* [Problem]: Copy all lines containing the string "arrow" from the records below.

[Data items]
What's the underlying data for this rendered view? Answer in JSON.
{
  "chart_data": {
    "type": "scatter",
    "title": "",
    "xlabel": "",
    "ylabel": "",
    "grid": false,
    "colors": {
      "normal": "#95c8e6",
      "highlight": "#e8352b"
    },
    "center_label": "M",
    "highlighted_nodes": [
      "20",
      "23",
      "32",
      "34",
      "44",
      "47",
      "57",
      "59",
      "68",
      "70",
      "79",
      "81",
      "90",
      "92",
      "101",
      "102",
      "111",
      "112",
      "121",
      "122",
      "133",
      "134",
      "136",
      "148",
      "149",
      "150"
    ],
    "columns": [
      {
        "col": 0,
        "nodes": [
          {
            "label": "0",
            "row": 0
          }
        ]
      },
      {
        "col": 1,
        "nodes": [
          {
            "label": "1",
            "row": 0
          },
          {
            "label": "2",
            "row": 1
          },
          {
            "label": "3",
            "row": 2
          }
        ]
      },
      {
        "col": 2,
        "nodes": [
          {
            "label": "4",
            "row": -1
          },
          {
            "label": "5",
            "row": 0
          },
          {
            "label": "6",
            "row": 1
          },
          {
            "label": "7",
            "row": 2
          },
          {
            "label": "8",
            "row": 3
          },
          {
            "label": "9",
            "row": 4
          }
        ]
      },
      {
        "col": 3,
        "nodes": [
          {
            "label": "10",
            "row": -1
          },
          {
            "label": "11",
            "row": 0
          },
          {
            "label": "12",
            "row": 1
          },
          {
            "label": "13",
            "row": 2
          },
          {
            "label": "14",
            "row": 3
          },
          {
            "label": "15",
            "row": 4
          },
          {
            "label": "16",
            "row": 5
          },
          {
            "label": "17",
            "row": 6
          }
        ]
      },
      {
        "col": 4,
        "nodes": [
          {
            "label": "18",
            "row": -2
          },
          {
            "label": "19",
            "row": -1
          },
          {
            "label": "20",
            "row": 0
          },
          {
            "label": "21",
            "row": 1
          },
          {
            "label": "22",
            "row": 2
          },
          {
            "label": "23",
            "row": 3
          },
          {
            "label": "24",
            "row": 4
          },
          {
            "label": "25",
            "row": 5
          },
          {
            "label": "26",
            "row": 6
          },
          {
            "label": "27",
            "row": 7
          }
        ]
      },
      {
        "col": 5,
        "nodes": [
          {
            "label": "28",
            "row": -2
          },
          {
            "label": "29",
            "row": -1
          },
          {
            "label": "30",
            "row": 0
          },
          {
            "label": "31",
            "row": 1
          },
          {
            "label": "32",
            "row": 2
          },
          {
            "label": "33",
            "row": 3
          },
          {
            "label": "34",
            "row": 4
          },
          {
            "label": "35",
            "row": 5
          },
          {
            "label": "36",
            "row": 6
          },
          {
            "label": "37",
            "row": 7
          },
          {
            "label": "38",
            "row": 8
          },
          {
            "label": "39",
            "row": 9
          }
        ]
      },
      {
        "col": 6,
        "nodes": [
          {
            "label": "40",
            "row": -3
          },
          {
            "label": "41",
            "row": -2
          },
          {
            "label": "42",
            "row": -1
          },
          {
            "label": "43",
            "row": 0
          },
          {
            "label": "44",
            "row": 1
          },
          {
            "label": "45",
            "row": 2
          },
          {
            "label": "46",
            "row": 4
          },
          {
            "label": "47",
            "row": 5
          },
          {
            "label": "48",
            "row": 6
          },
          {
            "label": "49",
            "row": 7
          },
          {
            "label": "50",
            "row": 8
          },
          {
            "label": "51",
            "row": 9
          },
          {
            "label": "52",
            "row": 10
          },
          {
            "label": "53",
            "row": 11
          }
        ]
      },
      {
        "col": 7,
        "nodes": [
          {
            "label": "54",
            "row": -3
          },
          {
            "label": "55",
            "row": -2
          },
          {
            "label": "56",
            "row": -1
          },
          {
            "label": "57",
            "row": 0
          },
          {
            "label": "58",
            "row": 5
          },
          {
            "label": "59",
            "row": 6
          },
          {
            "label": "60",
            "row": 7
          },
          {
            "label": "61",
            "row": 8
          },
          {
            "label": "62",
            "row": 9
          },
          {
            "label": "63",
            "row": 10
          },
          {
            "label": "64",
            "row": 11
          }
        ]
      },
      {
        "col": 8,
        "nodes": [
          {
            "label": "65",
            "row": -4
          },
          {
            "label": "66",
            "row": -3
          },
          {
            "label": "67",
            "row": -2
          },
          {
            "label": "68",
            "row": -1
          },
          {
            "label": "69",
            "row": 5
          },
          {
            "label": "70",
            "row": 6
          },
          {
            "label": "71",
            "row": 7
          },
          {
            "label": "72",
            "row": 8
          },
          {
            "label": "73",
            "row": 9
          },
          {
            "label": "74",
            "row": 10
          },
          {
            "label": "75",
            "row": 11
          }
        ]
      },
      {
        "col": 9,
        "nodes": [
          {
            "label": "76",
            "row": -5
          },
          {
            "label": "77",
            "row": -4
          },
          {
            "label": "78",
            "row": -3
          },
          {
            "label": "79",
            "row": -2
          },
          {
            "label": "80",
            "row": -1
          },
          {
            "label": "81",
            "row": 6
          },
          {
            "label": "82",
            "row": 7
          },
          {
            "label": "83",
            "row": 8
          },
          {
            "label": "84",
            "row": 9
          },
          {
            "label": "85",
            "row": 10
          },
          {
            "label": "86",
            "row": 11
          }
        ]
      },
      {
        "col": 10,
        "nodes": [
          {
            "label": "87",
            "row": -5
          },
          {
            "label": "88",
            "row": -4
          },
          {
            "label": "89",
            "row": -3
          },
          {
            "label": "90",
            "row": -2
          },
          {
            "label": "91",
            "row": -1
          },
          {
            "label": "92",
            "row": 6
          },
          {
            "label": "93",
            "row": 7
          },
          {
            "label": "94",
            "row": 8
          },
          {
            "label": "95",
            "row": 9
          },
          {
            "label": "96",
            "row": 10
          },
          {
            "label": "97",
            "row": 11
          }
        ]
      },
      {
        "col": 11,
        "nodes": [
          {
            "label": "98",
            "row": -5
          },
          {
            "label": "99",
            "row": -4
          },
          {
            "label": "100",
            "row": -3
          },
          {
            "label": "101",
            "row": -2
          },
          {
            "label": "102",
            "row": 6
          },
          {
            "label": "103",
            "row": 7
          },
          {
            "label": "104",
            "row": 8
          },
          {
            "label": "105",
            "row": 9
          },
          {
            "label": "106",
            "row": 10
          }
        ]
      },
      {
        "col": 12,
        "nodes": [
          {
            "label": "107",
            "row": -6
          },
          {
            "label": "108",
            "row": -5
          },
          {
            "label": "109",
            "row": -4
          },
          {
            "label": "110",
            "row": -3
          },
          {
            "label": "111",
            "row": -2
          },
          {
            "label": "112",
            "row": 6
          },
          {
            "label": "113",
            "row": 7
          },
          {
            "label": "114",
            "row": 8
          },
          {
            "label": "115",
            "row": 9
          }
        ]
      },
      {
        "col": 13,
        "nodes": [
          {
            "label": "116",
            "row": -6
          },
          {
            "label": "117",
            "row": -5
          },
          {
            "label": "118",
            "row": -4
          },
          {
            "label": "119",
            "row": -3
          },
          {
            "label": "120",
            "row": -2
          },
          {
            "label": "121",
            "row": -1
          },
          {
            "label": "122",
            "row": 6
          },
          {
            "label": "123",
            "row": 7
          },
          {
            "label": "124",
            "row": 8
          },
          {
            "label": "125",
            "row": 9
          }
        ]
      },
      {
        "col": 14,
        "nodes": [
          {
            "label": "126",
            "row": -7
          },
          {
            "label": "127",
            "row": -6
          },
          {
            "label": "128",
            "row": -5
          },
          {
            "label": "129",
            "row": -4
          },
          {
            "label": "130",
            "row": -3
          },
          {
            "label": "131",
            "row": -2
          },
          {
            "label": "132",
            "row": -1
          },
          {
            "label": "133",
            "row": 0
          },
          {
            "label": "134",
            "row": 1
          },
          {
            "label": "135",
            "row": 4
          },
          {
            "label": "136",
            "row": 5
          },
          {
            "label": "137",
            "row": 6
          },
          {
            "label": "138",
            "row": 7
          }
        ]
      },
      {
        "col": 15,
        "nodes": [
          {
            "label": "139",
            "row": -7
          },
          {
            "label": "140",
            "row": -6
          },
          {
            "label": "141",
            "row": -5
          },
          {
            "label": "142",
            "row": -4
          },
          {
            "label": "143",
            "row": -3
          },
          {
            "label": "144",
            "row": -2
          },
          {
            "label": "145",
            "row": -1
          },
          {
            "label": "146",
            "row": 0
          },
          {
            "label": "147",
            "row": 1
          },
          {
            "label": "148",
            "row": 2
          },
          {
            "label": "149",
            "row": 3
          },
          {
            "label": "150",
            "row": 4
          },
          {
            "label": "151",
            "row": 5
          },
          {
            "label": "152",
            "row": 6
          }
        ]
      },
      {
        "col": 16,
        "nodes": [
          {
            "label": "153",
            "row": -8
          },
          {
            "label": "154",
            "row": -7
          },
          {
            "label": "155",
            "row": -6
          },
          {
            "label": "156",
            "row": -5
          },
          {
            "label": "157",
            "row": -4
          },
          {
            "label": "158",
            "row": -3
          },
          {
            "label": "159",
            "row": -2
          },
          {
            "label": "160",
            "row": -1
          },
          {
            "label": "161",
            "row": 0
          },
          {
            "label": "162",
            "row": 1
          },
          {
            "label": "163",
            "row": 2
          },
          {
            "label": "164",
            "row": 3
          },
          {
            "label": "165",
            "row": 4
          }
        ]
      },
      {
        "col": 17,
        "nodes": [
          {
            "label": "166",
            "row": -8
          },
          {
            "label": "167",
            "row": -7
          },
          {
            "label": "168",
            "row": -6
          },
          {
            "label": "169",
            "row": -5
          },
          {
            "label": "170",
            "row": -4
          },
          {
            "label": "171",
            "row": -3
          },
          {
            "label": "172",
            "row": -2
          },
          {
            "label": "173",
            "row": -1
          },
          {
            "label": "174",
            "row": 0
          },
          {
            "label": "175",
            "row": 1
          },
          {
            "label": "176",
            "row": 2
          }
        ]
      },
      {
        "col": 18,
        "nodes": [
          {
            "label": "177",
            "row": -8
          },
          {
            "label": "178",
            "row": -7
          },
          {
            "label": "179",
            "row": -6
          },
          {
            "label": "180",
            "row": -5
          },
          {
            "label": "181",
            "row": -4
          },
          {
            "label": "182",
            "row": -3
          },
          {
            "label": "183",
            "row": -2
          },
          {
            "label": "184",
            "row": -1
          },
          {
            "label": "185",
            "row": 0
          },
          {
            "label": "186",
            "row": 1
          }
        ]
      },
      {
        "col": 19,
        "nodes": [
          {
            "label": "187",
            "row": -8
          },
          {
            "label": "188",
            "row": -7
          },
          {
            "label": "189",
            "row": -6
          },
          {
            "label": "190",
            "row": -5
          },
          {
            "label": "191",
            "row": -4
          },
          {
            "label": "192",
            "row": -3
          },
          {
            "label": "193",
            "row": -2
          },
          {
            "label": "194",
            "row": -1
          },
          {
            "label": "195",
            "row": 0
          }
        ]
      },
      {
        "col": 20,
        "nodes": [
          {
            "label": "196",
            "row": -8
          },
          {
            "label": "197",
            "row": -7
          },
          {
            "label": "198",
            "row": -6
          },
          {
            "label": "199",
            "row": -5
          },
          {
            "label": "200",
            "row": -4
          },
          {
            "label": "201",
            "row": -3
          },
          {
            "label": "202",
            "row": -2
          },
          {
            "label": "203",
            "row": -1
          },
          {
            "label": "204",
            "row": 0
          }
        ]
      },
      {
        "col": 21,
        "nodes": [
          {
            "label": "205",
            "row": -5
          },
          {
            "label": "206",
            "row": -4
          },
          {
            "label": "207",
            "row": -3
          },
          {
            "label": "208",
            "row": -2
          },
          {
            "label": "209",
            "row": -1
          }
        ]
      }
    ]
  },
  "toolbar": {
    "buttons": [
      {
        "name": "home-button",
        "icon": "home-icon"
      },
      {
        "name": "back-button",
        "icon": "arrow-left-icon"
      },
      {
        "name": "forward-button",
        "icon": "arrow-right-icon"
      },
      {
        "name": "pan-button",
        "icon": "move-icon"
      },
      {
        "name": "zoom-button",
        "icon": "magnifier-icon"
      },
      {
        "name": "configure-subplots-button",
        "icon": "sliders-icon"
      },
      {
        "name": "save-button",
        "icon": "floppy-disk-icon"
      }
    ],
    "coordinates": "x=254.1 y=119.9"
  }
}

* [Exercise response]:
        "icon": "arrow-left-icon"
        "icon": "arrow-right-icon"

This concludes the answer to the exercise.